But other characters in the film still react negatively to Katniss when she bucks social expectations, even those which allow for something as warped as the Hunger Games. While we don't see how Katniss was raised or how she was expected to behave, we do see how people react to her little sister, Prim. Prim is much warmer, much softer, and everyone loves her, while Katniss is often criticized for being cold and told to smile more, rewarded by applause when she acts "feminine."

Katniss's experience with the authority figures in the Capitol, like Effie and Caesar, who shame her for being insufficiently warm or ladylike and reward her for twirling giddily mirrors what young women go through every day off-screen. We often expect young women to be feminine and caring, and indoctrinate these same young women into caring, feminine roles through our pop culture presentation of the gentlewoman as the ideal.

In reality, like Katniss, we women have always had more strength than we are given credit for.

When I think about how what the "Katniss problem" — the expectation that women should be warm and caring, even when they are fighting for their lives — means for young women today, I think about how I myself was brought up. I was raised to smile all the time, to not talk about my problems, to be 'ladylike.' Being ladylike meant watching your weight, not expressing frustration, and doing all of the housework.
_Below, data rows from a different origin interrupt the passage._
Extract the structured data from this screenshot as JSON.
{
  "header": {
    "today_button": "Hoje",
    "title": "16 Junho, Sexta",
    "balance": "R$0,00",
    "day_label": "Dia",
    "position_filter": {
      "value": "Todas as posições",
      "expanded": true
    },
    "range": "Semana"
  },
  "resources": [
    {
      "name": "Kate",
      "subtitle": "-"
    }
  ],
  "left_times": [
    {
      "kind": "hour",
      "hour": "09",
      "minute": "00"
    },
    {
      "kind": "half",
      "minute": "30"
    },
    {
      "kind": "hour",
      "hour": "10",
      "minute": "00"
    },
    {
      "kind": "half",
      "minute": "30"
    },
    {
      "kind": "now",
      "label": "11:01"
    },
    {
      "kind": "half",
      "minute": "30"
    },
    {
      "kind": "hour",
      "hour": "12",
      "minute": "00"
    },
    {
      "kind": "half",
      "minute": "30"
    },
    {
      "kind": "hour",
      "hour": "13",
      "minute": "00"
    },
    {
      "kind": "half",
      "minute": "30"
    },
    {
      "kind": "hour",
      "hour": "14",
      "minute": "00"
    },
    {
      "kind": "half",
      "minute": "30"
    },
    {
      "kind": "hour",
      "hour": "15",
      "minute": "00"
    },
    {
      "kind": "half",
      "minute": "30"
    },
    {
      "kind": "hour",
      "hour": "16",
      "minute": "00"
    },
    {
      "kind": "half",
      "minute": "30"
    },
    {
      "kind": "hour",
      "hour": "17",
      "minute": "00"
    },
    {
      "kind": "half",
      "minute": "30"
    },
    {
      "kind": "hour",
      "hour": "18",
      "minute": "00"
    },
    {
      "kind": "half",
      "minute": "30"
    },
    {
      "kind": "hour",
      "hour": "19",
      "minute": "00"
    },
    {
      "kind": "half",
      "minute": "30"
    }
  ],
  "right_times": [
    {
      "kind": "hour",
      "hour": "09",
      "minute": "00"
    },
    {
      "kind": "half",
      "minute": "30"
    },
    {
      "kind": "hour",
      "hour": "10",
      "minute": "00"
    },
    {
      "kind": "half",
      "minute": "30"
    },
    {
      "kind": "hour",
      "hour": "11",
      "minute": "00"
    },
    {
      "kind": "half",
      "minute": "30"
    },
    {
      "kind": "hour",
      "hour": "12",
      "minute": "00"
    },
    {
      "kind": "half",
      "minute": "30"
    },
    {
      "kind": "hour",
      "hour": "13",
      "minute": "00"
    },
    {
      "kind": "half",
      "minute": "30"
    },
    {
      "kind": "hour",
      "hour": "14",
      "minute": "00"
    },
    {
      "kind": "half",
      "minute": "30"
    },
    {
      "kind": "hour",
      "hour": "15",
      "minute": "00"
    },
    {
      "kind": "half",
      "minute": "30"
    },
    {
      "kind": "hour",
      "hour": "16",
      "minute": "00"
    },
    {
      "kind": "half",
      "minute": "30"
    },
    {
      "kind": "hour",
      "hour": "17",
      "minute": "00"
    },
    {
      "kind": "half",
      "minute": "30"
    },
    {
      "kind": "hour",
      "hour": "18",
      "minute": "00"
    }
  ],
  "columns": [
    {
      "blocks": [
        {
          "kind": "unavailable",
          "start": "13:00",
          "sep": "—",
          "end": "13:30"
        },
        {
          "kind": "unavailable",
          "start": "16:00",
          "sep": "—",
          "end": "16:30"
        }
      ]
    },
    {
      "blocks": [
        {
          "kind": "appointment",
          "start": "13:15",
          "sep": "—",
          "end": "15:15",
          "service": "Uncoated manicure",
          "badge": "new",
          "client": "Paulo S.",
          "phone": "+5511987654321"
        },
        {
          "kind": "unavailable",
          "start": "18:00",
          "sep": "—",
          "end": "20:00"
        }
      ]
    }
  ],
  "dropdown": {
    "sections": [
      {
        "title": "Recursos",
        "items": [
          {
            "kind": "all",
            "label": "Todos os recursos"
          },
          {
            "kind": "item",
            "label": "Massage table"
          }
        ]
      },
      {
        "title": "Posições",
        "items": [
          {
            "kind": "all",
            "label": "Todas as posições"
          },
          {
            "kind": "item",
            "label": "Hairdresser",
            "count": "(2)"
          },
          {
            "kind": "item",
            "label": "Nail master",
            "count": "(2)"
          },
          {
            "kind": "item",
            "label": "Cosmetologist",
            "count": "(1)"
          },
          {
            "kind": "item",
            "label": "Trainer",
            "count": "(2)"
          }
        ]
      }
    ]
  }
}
I was taught, too, that men can't really be expected to understand or appreciate the labor that a woman does at home.

(If this sounds old-fashioned, it may be helpful to know that I was raised by my grandmother.)

The funny thing about my grandmother and the lessons she taught me was that she seemed unaware of the power she herself held in our family. Everyone knew she was not to be trifled with, it seemed, except her.

Today, as a grown, adult woman, I still see the tension between how we expect a woman should act like, and how we women do act. 

Cultural conceits like the so-called "nice guy"— the man who is alternately rewarded or mocked for treating women "nicely" — linger today due to our expectation that men, not women, make the decisions, particularly sexual decisions. Men, not women, act aggressively; women, not men, behave accordingly. How else can you explain the expectation that a woman should like a man simply because he is nice to her? It's an attempt to shame women back into a role of passive complicity that only exists in the warped imagination of conservative Fox News pundits like Eric Erickson.

"If fascination with fabulous women of great mischief were not a real phenomenon, the media probably would have invented it," writes Elizabeth Wurtzel in Bitch.

Her words ring true for me. I’ve always been drawn to the stories of difficult women. The "bitch" remains powerful in our popular imagination; we love her, we love to hate her. Whether it's the acerbic Miranda Priestly from The Devil Wears Prada...

... Or Hillary Clinton.

We have Generation X and the Baby Boomers to thank for fighting the battle that allows women to be difficult at all, even when they're chided for it. As millennials, we see more complex portrayals of women who are not purely good, or purely Cruella DeVille. We see women like Katniss. They may be few in number, but we see them nonetheless.

Like bell hooks says in her book Communion, the struggle to find support as a rebellious young woman is as alive as ever. We don’t want to be bitches, necessarily, but "fully self-actualized, self-realized, whole." We want to be human. We strive to be ourselves in the face of Luddite expectations about propriety.

When I was growing up, there were fewer characters like Katniss around. I could care less which man she chooses, or if she chooses one at all. I'm just glad she's here.